However, they were not accompanied by former US soldier Charles Robert Jenkins, who is married to one of the returned abductees, and their two children.

Mr Koizumi said that Mr Jenkins, who is wanted by the US military for desertion and could face arrest if he does go to Tokyo, refuses to leave North Korea.

Despite the imminent arrival of his two North Korean-born children, Toru Hasuike said he was sad that Mr Jenkins' wife, Hitomi Soga, could not share their joy.

"I don't feel happy at all ... I have no words to console Ms Soga," he said.

The Japanese prime minister has been under strong domestic pressure to secure the release of the relatives of people freed by the communist state two years ago.

Hitomi Soga, a Japanese woman abducted by North Korea and released much later
Ms Soga will not be reunited with her husband and children
But families of other missing Japanese took him to task when he arrived home.

In a meeting, they blamed him for failing to gain a major compromise from Mr Kim on 10 of their relatives.

North Korea claims eight had died of natural causes, while two had never entered the country, but the relatives are sceptical.

Improving relations

Correspondents say North Korea's decision to release the relatives marks a significant breakthrough in relations.

The BBC's Tokyo correspondent Charles Scanlon says the issue of the abductees and their children has dominated Japanese politics and relations with Pyongyang, overshadowing even North Korea's development of nuclear weapons.

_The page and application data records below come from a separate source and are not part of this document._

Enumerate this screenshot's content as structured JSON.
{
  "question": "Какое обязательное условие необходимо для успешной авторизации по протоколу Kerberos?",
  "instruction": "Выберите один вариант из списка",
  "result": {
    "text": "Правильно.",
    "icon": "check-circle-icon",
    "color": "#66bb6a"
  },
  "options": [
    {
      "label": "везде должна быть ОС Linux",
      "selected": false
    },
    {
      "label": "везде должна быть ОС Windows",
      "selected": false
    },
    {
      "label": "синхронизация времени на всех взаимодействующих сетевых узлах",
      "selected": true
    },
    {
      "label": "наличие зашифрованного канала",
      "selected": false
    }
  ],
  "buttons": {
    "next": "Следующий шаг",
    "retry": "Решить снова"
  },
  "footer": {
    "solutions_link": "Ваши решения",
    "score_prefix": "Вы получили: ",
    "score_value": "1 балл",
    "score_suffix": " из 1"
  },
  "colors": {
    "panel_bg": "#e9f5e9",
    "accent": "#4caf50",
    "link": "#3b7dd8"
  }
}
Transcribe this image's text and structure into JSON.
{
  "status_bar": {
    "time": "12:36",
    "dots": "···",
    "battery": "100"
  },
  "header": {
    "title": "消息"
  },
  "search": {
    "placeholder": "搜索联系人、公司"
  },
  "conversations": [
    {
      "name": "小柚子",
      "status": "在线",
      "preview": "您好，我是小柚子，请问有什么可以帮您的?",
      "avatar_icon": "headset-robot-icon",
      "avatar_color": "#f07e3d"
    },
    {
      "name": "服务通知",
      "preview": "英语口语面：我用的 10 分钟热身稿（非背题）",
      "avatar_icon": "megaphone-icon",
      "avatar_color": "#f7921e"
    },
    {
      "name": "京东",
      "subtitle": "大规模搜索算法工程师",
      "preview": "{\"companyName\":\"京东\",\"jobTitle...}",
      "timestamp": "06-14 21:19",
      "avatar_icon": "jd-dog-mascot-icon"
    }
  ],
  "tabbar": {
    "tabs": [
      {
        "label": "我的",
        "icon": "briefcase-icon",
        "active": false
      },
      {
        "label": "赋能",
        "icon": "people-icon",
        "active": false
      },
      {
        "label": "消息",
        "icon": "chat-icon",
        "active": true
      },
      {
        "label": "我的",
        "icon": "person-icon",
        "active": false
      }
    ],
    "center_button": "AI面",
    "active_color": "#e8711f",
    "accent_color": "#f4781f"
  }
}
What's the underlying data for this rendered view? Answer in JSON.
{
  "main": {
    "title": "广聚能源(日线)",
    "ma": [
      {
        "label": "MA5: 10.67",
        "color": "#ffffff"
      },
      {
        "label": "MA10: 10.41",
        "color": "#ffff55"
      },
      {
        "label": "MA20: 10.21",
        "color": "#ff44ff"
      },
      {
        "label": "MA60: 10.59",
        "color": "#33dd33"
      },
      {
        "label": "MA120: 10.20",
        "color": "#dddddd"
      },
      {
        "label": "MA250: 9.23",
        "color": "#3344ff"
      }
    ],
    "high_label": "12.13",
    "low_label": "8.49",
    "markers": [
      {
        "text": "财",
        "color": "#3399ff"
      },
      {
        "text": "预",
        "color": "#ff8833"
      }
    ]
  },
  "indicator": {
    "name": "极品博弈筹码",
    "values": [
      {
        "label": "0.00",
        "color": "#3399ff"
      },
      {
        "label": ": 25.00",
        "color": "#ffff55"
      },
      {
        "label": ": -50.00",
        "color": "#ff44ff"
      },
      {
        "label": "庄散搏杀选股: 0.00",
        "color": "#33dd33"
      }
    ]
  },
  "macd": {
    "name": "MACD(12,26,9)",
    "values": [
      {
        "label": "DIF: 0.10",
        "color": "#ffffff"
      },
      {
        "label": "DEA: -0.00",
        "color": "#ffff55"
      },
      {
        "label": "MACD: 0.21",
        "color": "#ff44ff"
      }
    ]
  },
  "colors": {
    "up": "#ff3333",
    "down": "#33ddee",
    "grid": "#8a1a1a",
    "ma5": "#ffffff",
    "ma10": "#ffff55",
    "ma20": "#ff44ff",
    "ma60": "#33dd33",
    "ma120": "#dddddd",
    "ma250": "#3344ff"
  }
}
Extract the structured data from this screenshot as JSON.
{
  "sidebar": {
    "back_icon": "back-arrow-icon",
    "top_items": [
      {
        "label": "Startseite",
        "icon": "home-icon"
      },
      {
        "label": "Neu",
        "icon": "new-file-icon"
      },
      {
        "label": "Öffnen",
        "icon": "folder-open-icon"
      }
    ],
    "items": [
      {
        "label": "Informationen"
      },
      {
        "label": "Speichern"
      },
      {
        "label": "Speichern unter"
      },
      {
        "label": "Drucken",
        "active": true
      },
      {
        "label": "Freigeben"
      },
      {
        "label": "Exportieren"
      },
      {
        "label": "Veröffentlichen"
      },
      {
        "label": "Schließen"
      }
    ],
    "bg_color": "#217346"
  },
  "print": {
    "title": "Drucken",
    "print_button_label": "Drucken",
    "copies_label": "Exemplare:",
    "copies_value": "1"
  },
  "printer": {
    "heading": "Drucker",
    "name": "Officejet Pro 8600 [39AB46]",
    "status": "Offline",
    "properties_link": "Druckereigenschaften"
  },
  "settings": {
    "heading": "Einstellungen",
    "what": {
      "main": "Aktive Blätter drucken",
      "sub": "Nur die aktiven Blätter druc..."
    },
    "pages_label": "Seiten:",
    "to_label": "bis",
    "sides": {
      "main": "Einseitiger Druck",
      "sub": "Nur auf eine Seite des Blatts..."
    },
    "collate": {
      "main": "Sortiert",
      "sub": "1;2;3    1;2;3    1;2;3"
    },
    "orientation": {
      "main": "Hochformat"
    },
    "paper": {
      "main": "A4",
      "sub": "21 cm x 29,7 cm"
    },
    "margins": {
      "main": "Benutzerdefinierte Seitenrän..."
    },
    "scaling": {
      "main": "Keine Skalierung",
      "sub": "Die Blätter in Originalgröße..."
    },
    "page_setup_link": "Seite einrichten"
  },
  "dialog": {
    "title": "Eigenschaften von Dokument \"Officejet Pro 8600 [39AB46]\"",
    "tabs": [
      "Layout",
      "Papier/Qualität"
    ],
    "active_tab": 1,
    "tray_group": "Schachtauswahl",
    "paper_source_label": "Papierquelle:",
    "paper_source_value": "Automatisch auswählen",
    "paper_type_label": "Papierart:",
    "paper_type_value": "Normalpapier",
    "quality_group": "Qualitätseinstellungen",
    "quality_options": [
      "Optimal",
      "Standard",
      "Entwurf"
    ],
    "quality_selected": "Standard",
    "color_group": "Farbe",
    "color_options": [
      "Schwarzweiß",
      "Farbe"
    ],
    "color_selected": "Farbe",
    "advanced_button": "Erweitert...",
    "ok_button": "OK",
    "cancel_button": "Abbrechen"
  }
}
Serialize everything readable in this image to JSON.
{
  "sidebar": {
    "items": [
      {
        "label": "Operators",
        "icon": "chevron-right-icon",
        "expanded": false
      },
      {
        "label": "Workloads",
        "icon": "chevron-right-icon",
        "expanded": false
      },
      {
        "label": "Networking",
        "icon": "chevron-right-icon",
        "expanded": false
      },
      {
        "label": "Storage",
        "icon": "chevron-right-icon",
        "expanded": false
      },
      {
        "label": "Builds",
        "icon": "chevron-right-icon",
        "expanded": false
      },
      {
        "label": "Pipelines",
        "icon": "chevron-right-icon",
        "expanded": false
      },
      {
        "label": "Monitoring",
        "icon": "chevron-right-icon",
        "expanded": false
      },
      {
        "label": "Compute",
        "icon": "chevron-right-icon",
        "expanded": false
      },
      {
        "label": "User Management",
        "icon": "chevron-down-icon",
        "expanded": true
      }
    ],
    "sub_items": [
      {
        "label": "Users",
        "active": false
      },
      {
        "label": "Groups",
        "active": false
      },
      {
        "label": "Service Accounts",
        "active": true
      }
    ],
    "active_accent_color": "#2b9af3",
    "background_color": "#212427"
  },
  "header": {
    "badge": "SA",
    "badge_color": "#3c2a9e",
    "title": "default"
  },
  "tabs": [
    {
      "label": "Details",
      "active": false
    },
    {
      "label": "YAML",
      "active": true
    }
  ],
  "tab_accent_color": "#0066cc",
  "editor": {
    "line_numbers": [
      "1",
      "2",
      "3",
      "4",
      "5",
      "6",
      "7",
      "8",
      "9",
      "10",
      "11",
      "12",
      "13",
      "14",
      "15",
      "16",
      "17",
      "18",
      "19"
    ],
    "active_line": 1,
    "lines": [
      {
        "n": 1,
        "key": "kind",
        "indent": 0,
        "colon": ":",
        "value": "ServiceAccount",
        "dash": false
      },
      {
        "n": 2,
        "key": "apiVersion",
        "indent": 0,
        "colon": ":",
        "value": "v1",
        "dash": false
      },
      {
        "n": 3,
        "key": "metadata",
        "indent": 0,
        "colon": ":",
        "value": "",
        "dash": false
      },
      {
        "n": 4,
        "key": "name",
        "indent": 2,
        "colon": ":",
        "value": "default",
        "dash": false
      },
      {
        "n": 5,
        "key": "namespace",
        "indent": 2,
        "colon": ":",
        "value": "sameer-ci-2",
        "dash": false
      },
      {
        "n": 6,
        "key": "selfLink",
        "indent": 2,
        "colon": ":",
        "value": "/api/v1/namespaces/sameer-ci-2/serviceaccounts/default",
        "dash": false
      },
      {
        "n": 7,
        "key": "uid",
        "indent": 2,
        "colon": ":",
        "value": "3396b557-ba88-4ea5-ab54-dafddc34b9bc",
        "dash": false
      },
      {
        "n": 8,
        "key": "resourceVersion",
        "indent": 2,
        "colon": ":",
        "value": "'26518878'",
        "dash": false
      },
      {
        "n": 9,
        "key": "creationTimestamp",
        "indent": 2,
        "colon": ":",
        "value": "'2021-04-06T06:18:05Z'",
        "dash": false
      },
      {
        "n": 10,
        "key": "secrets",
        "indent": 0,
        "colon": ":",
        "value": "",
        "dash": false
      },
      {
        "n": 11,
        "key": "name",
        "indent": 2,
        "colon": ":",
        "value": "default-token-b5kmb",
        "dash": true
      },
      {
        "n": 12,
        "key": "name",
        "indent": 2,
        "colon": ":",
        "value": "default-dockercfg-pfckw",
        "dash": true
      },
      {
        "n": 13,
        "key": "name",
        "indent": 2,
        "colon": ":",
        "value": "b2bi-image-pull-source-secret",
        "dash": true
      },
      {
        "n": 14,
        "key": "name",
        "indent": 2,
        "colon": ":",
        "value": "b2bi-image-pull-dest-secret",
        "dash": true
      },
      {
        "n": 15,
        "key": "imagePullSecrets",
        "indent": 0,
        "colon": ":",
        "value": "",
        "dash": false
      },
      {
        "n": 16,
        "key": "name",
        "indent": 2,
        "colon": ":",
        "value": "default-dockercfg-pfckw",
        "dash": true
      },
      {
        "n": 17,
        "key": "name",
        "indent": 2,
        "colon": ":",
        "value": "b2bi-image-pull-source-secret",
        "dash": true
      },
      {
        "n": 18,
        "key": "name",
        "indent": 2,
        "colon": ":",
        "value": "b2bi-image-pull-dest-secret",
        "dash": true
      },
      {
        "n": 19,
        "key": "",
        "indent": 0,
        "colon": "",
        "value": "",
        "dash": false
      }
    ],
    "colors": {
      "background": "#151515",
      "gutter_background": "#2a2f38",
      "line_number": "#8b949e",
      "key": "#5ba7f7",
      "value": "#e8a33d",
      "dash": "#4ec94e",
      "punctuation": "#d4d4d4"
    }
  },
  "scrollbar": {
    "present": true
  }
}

However, Mr Koizumi and Mr Kim also made progress on the stand-off caused by North Korea's nuclear programme during their 90-minute summit, the Japanese prime minister told reporters.

"Chairman Kim Jong-Il said he aimed to de-nuclearise the Korean Peninsula. He said he wanted to make efforts towards a peaceful solution by utilising the six-way talks," Mr Koizumi said.

The North Korean state news agency said: "The meeting and talks between the top leaders of the DPRK [North Korea] and Japan mark an important and historic event in restoring confidence, improving the relations between the two countries and promoting peace and stability in Asia and the rest of the world."


WATCH AND LISTEN
The BBC's Charles Scanlon
"It took intervention at the highest level to get the children out"



RELATED INTERNET LINKS:
The BBC is not responsible for the content of external internet sites


PRODUCTS AND SERVICES

News Front Page | Africa | Americas | Asia-Pacific | Europe | Middle East | South Asia
UK | Business | Entertainment | Science/Nature | Technology | Health
Have Your Say | In Pictures | Week at a Glance | Country Profiles | In Depth | Programmes
Americas Africa Europe Middle East South Asia Asia Pacific